Dataset rows describing interfaces:
------------

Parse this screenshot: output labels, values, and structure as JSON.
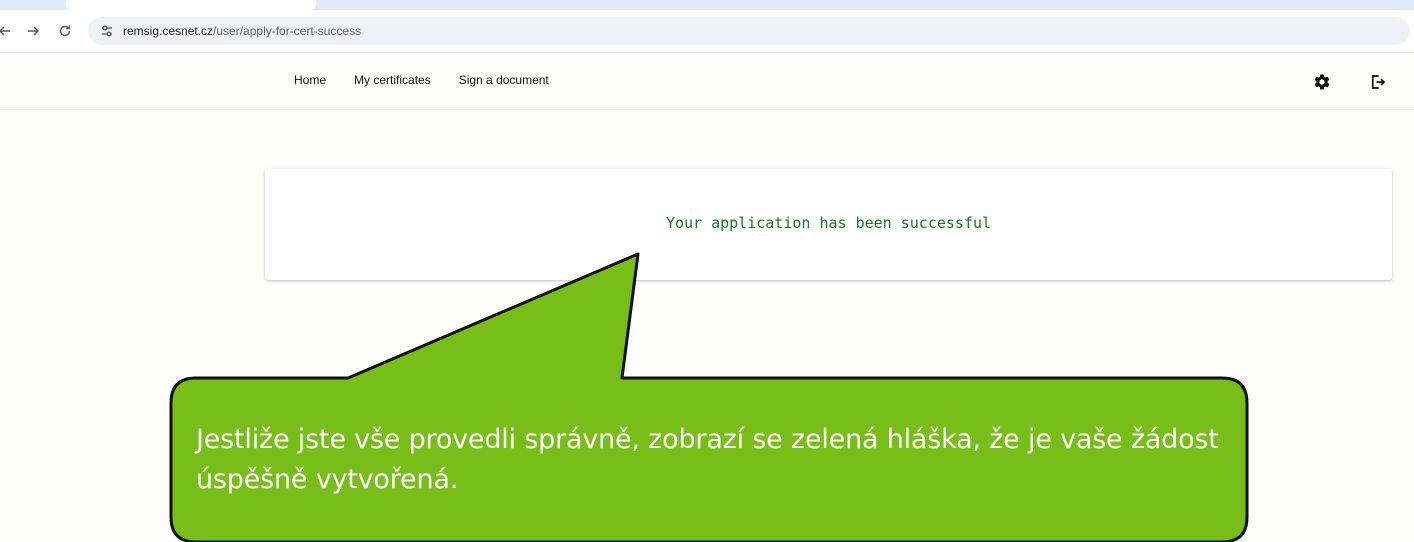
{
  "browser": {
    "url_host": "remsig.cesnet.cz",
    "url_path": "/user/apply-for-cert-success",
    "icons": [
      "back-icon",
      "forward-icon",
      "reload-icon",
      "site-info-icon"
    ]
  },
  "header": {
    "nav": [
      "Home",
      "My certificates",
      "Sign a document"
    ],
    "icons": [
      "gear-icon",
      "logout-icon"
    ]
  },
  "card": {
    "message": "Your application has been successful",
    "message_color": "#157a1e"
  },
  "callout": {
    "text": "Jestliže jste vše provedli správně, zobrazí se zelená hláška, že je vaše žádost úspěšně vytvořená.",
    "fill_color": "#78be19",
    "border_color": "#111111"
  }
}
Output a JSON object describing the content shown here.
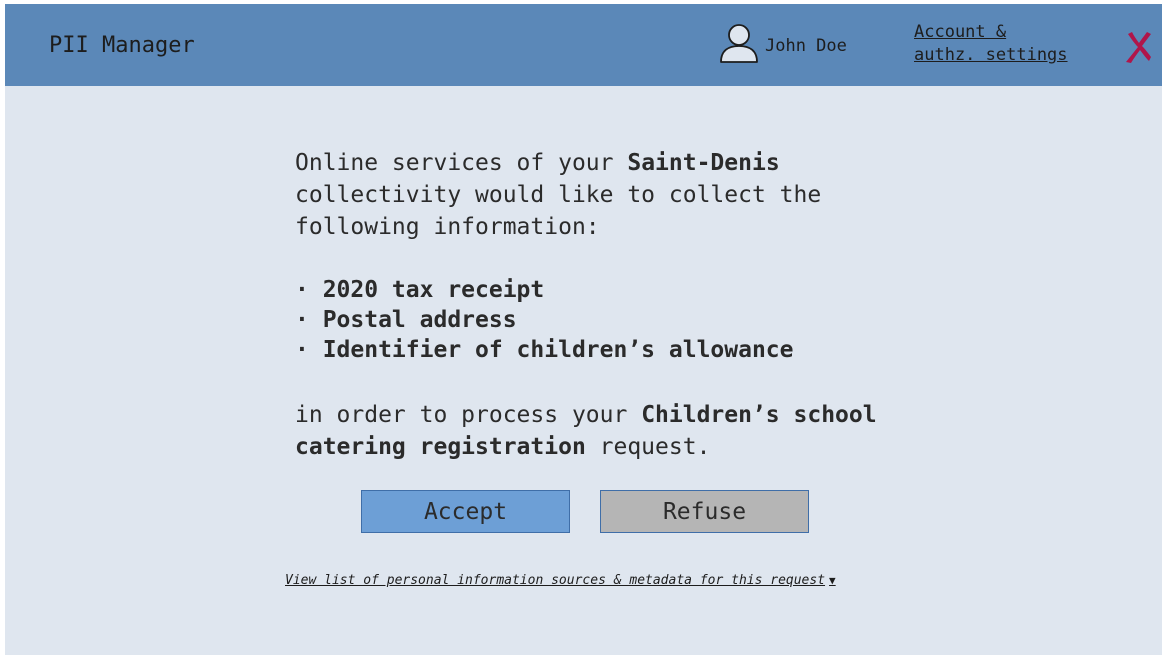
{
  "header": {
    "app_title": "PII Manager",
    "user_name": "John Doe",
    "account_link_line1": "Account &",
    "account_link_line2": "authz. settings",
    "close_color": "#b0154a"
  },
  "consent": {
    "intro_prefix": "Online services of your ",
    "intro_org": "Saint-Denis",
    "intro_suffix": " collectivity would like to collect the following information:",
    "items": [
      "· 2020 tax receipt",
      "· Postal address",
      "· Identifier of children’s allowance"
    ],
    "purpose_prefix": "in order to process your ",
    "purpose_request": "Children’s school catering registration",
    "purpose_suffix": " request."
  },
  "actions": {
    "accept_label": "Accept",
    "refuse_label": "Refuse"
  },
  "details": {
    "link_label": "View list of personal information sources & metadata for this request",
    "caret": "▼"
  },
  "colors": {
    "header_bg": "#5b88b8",
    "page_bg": "#dfe6ef",
    "accept_bg": "#6d9fd6",
    "refuse_bg": "#b5b5b5"
  }
}
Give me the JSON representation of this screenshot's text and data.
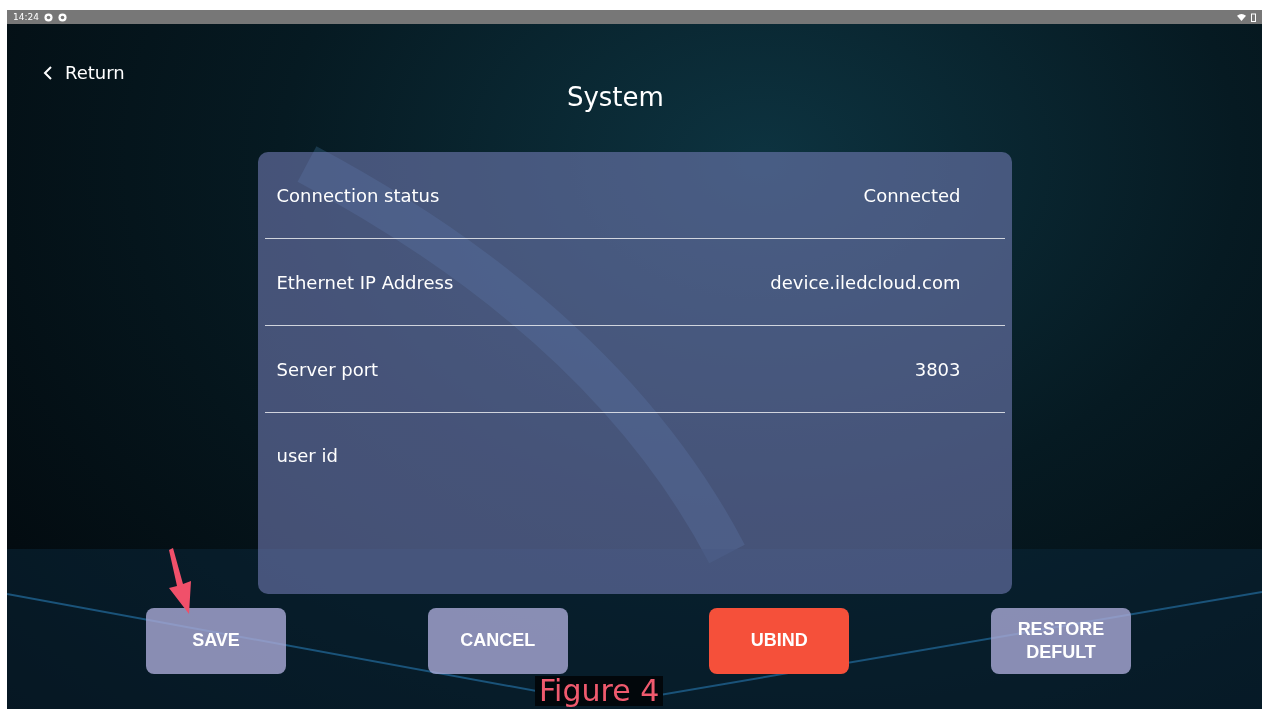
{
  "status_bar": {
    "time": "14:24"
  },
  "header": {
    "back_label": "Return",
    "title": "System"
  },
  "settings": [
    {
      "label": "Connection status",
      "value": "Connected"
    },
    {
      "label": "Ethernet IP Address",
      "value": "device.iledcloud.com"
    },
    {
      "label": "Server port",
      "value": "3803"
    },
    {
      "label": "user id"
    }
  ],
  "buttons": [
    {
      "label": "SAVE",
      "kind": "normal"
    },
    {
      "label": "CANCEL",
      "kind": "normal"
    },
    {
      "label": "UBIND",
      "kind": "danger"
    },
    {
      "label": "RESTORE DEFULT",
      "kind": "normal"
    }
  ],
  "annotation": {
    "caption": "Figure  4"
  }
}
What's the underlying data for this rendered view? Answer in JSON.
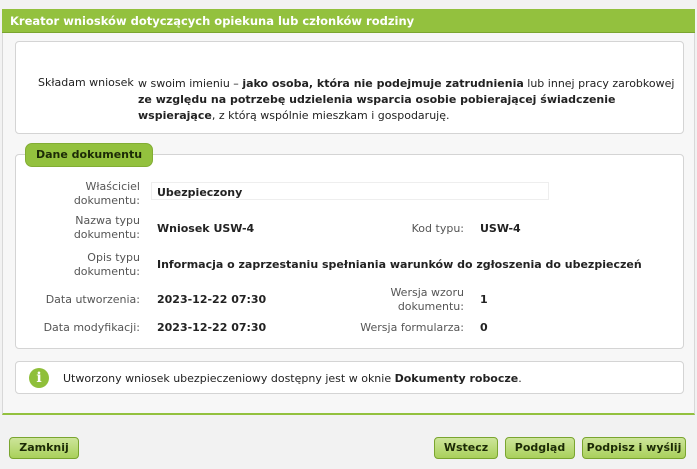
{
  "window": {
    "title": "Kreator wniosków dotyczących opiekuna lub członków rodziny"
  },
  "intro": {
    "label": "Składam wniosek",
    "text_parts": [
      {
        "text": "w swoim imieniu – ",
        "bold": false
      },
      {
        "text": "jako osoba, która nie podejmuje zatrudnienia",
        "bold": true
      },
      {
        "text": " lub innej pracy zarobkowej ",
        "bold": false
      },
      {
        "text": "ze względu na potrzebę udzielenia wsparcia osobie pobierającej świadczenie wspierające",
        "bold": true
      },
      {
        "text": ", z którą wspólnie mieszkam i gospodaruję.",
        "bold": false
      }
    ]
  },
  "document": {
    "section_title": "Dane dokumentu",
    "owner_label": "Właściciel dokumentu:",
    "owner_value": "Ubezpieczony",
    "type_name_label": "Nazwa typu dokumentu:",
    "type_name_value": "Wniosek USW-4",
    "type_code_label": "Kod typu:",
    "type_code_value": "USW-4",
    "type_desc_label": "Opis typu dokumentu:",
    "type_desc_value": "Informacja o zaprzestaniu spełniania warunków do zgłoszenia do ubezpieczeń",
    "created_label": "Data utworzenia:",
    "created_value": "2023-12-22 07:30",
    "template_version_label": "Wersja wzoru dokumentu:",
    "template_version_value": "1",
    "modified_label": "Data modyfikacji:",
    "modified_value": "2023-12-22 07:30",
    "form_version_label": "Wersja formularza:",
    "form_version_value": "0"
  },
  "info": {
    "icon": "info-icon",
    "text_before": "Utworzony wniosek ubezpieczeniowy dostępny jest w oknie ",
    "text_bold": "Dokumenty robocze",
    "text_after": "."
  },
  "buttons": {
    "close": "Zamknij",
    "back": "Wstecz",
    "preview": "Podgląd",
    "sign_send": "Podpisz i wyślij"
  },
  "colors": {
    "accent": "#93c13e",
    "button": "#a9d05b"
  }
}
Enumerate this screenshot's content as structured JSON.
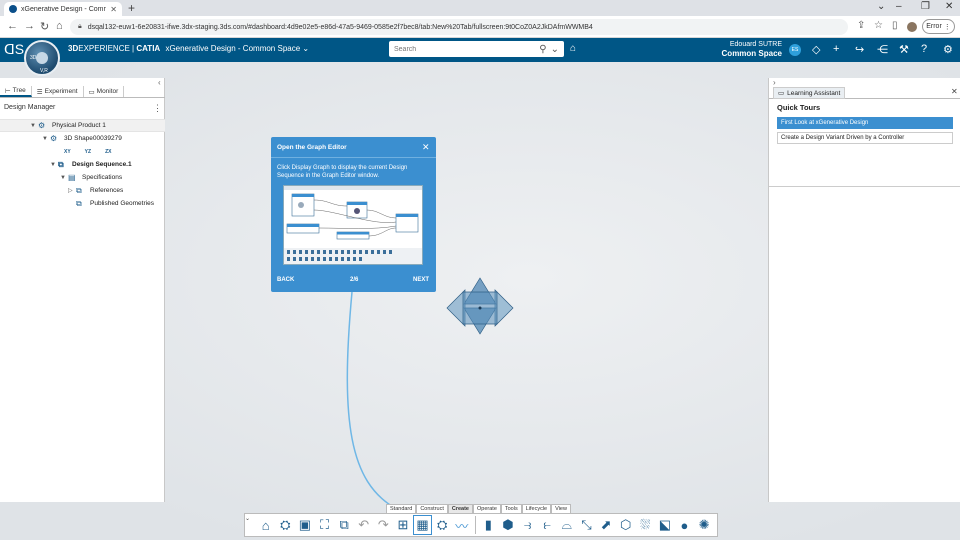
{
  "browser": {
    "tab_title": "xGenerative Design - Common S",
    "url": "dsqal132-euw1-6e20831-ifwe.3dx-staging.3ds.com/#dashboard:4d9e02e5-e86d-47a5-9469-0585e2f7bec8/tab:New%20Tab/fullscreen:9t0CoZ0A2JkDAfmWWMB4",
    "error_label": "Error"
  },
  "header": {
    "brand_3d": "3D",
    "brand_experience": "EXPERIENCE",
    "brand_catia": "CATIA",
    "app_title": "xGenerative Design - Common Space",
    "search_placeholder": "Search",
    "user_name": "Edouard SUTRE",
    "user_space": "Common Space",
    "avatar_initials": "ES",
    "compass_top": "3D",
    "compass_bottom": "V,R"
  },
  "left_panel": {
    "tabs": [
      "Tree",
      "Experiment",
      "Monitor"
    ],
    "title": "Design Manager",
    "tree": {
      "physical_product": "Physical Product 1",
      "shape": "3D Shape00039279",
      "mini_icons": [
        "XY",
        "YZ",
        "ZX"
      ],
      "design_sequence": "Design Sequence.1",
      "specifications": "Specifications",
      "references": "References",
      "published": "Published Geometries"
    }
  },
  "right_panel": {
    "tab": "Learning Assistant",
    "heading": "Quick Tours",
    "tours": [
      "First Look at xGenerative Design",
      "Create a Design Variant Driven by a Controller"
    ]
  },
  "popup": {
    "title": "Open the Graph Editor",
    "body": "Click Display Graph to display the current Design Sequence in the Graph Editor window.",
    "back": "BACK",
    "page": "2/6",
    "next": "NEXT"
  },
  "action_bar": {
    "tabs": [
      "Standard",
      "Construct",
      "Create",
      "Operate",
      "Tools",
      "Lifecycle",
      "View"
    ],
    "active_tab": "Create"
  },
  "colors": {
    "header_blue": "#005686",
    "accent_blue": "#3b8fd0"
  }
}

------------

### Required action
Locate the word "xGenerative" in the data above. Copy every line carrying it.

### Solution to this problem
    "tab_title": "xGenerative Design - Common S",
    "app_title": "xGenerative Design - Common Space",
      "First Look at xGenerative Design",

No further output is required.